Cheney and Paul have been engaged in a days-long feud with each over which one actually stands with — and has the support of — President TrumpDonald John TrumpMarine unit in Florida reportedly pushing to hold annual ball at Trump property Giuliani clashes with CNN's Cuomo, calls him a 'sellout' and the 'enemy' Giuliani says 'of course' he asked Ukraine to look into Biden seconds after denying it MORE, particularly on foreign policy.

Paul — a libertarian-leaning senator who is at odds with many of his Republican colleagues on foreign policy — tweeted out the Washington Examiner op-ed critical of Cheney on Wednesday and questioned why "neocons continue to advocate for endless wars.”

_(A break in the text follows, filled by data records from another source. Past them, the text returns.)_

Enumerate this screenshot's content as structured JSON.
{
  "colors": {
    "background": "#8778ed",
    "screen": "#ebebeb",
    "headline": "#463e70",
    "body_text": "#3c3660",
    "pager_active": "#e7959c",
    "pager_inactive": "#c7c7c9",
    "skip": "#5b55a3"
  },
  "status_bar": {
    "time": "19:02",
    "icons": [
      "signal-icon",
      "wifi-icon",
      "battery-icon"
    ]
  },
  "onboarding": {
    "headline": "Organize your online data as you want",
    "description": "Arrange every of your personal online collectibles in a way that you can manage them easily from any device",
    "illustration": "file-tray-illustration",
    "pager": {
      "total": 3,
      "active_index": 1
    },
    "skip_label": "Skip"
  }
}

Cheney quickly fired back on Twitter, saying she stood with Trump and that Paul "seems to have forgotten that today is 9/11." 

The fight escalated from there with Paul nicknaming the House member "warmonger Cheney" and Cheney calling the GOP senator a "big loser." 

Trump, who ran in 2016 on an isolationist foreign policy at odds with many in his party, has at times frustrated congressional Republicans with his foreign policy strategy. Trump announced over the weekend that he had canceled a previously unannounced meeting with the Taliban at Camp David. 

Neither Cheney nor Paul are showing signs of backing down from their feud. 

Cheney dug into the fight on Friday while talking to reporters at the House Republican retreat in Baltimore. She said that while Trump will "put America first," Paul will "blame America first." 

“One of the most important things that the president has done since he's been in office is devoted the resources we need for our military, an effort that Sen. Paul has not supported,” Cheney said.

Paul quickly fired back on Twitter by grouping Cheney in with "Never Trumper neoconservatives." 

"Few people have been as wrong on foreign policy over the last few years as the neocons and @Liz_Cheney. The Twitter exchange represents a real and significant debate on the future of our foreign policy between realists like myself and #NeverTrumper neoconservatives like Cheney," he tweeted.